The advances from the public, contemplated by the Lord-Lieutenant, are a gratuitous boon to the landlords. To this boon no one supposes that the landlords, as such, have any claim. They give no equivalent for it. They have in no way either earned or deserved it. The Government, accordingly, does not give it to them for their own sake. It intends them as the mere channels through which a benefit is to reach a portion of the community far other than themselves. That the permanent fruits of improvements made by public money accrue to them, and them alone, in the form of increased rent, is an incidental circumstance, arising from the unfortunate state of landed tenancies in Ireland, but in itself not a thing intended nor desired by the Government. Well then, to this unmerited and unintended gift let the Government annex a condition. Let it make a rule that no landlord shall receive its aid in improving his land, except on condition of giving to the tenants of the land so improved a permanent proprietary interest in the soil. The condition would not be onerous. The land would be given back to the landlord greatly increased in value. Let him rest content with that increase, and bind himself for ever that there at least his demands shall stop. Let him grant to every tenant a perpetual lease, on a fair valuation of the land after the Government has drained it. We should greatly prefer an arrangement much more liberal than this. We would require him to divide with the tenant the boon conferred on himself, and to grant a perpetual tenure at a rent much below the full value of the improved land. But we should hail with joy even the more niggardly arrangement; and so, we venture to say, would the tenantry. The immediate gain to the landlord would be a manifold equivalent for renouncing any further prospective increase. Besides, the arrangement would be voluntary. If he prefers the shadow to the substance, nobody seeks to interfere with him; let him shift for himself; only do not present him with the substance too.
We propose this plan as the supplement and completion of that which we have already advocated with respect to the waste lands. We propose it as a means, the readiest means, by which the admirable social and economical effects of a property in the soil may be extended directly to a wider circle of the population than those who may become settlers on the waste. We propose it also as susceptible of immediate application. The Lord-Lieutenant has only to will it. He is not pledged to improve the lands of everybody who asks for it; he has reserved to himself a full discretion. He has only to name his conditions. What they should be is to us very clear. If any one has anything better to propose, let him state it, and let the intelligence of the two countries be our judge.
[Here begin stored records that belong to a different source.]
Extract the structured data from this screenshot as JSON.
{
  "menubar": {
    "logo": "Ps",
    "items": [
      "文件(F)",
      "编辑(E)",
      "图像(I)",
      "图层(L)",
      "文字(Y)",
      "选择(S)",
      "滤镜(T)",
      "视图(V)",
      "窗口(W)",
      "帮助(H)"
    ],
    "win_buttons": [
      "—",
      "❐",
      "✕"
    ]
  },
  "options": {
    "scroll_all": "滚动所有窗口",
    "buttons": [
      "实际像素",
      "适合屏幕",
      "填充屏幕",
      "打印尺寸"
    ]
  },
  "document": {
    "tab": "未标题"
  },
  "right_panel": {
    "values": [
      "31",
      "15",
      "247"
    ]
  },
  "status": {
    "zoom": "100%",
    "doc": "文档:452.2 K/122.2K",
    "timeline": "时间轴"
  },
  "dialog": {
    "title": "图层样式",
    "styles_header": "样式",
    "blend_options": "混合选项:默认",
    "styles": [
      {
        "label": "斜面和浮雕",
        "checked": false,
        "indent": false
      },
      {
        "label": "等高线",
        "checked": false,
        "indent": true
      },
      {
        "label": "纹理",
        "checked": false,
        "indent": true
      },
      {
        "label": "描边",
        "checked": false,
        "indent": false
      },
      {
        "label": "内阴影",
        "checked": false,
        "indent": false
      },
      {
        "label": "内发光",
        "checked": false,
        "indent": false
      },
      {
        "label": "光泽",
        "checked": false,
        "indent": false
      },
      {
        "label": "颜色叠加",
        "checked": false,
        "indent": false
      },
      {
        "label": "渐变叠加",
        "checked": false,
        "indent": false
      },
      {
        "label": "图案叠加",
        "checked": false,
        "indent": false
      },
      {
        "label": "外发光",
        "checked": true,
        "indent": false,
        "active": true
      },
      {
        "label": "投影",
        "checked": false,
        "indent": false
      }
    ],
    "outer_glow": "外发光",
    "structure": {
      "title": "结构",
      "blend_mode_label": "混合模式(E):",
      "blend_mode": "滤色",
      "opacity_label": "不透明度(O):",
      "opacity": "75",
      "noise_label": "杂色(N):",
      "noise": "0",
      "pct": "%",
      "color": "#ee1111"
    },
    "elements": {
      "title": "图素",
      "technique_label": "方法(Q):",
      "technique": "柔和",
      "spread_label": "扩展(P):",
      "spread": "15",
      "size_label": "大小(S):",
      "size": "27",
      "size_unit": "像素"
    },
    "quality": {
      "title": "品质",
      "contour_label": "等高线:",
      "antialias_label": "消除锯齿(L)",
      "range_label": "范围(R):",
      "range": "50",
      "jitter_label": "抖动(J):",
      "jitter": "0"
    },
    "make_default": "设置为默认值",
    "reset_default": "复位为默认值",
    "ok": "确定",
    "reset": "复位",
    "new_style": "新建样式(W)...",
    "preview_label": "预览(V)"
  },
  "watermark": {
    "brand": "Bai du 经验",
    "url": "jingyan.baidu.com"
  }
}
[1 ]The Morning Chronicle reports in this issue, p. 3, that there would be no recall of Parliament until its scheduled sitting in January. The acts referred to include 9 & 10 Victoria, cc. 1, 4, 107-9. Under c. 107 (the Labour Rate Act), the Lord-Lieutenant had the power to require an Extraordinary Presentment Session in a barony to meet and order public works wherever he thought necessary; he had full discretion to approve or withhold approval from any proposal.
[2 ]For details, see No. 313.